4. Pretend You’ve Got This

I’ll never forget when I was out to dinner with a dear friend of mine who had been working for a couple years while I was still finishing up my Master’s. She said, “I have no idea what I am doing half the time. I just say OK, and then go figure it out!” When I started working, I tried to follow her advice- don’t be afraid to take something on because you’re not sure. Go for it, google the heck out of it, and ask questions as you go along. Most people prefer someone giving it a try than saying no out of the gate. When I feel like I have no idea what I’m doing, or that I’m not good enough, I just pretend that I do and that I am. Everyone else is doing it anyways!

5. Feel Entitled

Ok, so recently, entitlement has gotten a pretty bad name with all of the “Rich kids of X” shows, Instagram feeds, and celebrity coverage floating around. I’m not telling you to go out and demand a Ferrari that you didn’t earn, or brag about that expensive trip you had given to you.

But as a concept, feeling entitled to…[fill in the blank] is really what confidence boils down to – that feeling of “I deserve this.” (Just circle back to number 2 first, and make sure you’re justified in that feeling.) When I go after something I want, I remind myself – I’ve worked hard for this, I went to school for this, I put in the time dating all those weirdoes for this, I did the research for this, I followed a 10K training plan to do this. Now, it’s time to get what’s mine. You’d be surprised at how good it can make you feel asking for what you want when you start off by thinking you deserve to have it.

Now get out there, and start killing it already!

Image by Jennifer

Always Late? It’s Probably Because You’re Too Busy Looking on the Bright Side

4961717384_f4da868db6_zIn what is arguably, the most optimistic look at running behind schedule that I’ve seen, a recent article puts it out there that maybe non-punctual people are just victims of being too positive.
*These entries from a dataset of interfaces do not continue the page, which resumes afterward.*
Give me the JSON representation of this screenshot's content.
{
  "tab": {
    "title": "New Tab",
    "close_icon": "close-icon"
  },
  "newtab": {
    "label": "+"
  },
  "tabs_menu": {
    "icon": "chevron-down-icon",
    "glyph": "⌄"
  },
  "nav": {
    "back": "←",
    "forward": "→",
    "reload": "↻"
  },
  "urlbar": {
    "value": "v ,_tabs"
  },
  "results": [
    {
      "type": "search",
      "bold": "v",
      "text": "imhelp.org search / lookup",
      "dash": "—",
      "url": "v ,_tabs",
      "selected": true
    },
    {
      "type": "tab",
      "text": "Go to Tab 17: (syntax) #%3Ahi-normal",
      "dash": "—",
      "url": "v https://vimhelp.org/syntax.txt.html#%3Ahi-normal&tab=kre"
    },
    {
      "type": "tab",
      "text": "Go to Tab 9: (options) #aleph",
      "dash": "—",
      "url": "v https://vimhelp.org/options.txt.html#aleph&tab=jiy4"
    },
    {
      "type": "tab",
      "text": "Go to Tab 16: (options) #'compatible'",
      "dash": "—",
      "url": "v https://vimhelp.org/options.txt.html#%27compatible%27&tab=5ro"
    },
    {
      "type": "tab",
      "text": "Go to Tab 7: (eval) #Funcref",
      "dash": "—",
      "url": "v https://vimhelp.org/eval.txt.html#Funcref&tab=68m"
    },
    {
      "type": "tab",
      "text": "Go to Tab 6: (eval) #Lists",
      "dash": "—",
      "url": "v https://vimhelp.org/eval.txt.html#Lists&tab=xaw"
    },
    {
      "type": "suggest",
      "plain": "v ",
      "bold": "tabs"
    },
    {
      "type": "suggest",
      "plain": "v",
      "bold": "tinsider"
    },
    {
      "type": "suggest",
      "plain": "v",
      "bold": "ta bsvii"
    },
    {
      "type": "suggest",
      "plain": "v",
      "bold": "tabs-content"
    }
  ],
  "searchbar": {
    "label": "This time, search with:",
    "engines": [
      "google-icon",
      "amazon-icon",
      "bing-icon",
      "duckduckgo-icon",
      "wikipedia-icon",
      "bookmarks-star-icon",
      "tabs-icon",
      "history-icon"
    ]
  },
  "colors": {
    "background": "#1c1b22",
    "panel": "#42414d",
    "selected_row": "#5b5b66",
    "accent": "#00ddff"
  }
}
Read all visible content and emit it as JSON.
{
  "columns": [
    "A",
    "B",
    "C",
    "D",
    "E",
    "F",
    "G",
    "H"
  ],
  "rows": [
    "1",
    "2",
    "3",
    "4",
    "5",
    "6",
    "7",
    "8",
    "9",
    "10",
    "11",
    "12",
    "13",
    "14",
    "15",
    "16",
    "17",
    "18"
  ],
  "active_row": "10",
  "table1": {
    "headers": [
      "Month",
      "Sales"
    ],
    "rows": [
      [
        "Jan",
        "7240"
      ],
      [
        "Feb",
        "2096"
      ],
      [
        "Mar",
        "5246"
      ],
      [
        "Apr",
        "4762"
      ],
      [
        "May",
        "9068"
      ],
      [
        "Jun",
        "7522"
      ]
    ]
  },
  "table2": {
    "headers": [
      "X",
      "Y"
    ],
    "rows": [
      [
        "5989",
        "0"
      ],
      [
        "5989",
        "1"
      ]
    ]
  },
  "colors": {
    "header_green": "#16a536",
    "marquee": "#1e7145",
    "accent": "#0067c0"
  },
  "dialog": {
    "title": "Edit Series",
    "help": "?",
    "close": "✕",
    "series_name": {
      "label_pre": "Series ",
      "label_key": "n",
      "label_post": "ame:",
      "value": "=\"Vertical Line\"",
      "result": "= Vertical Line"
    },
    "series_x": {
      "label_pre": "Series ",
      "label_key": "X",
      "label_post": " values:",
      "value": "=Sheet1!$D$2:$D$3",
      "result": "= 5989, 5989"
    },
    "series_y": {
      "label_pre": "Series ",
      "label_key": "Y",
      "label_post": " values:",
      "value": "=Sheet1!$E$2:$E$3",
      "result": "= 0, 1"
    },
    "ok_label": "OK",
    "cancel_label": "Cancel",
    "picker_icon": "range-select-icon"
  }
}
The chronically late are not just inconsiderate, or poor planners, no! They’re just a touch too hopeful. They think they can accomplish more in the time they have (laundry! Breakfast! A workout….in 45 minutes) than they actually can, which makes them regularly miss their timelines.

And if that’s not enough of a silver-lining for you, this attitude tends to make them live longer, have lower stress levels, and diminished risk of heart disease. Think of your type-b friend who strolls into work cool and collected (albeit 10 minutes late) when you are still drying the sweat from your brow after rushing in 5 minutes earlier.

People who are always late tend to look at the big picture, and figure, “It’s only 10 minutes!” Getting over the small stuff, and seeing time as more fluid can help you live in the moment and enjoy all the wonderful things while they’re happening, not only when they fit into a timeslot in your schedule.

So, the next time you’re stressing while you’re stuck in traffic, take a deep breath and adopt the positive point of view. You’ve got plenty of time! And when you make it to your destination relaxed and clear-headed, you’ll have the wherewithal to make the most of it.

Image by Sean MacEntee.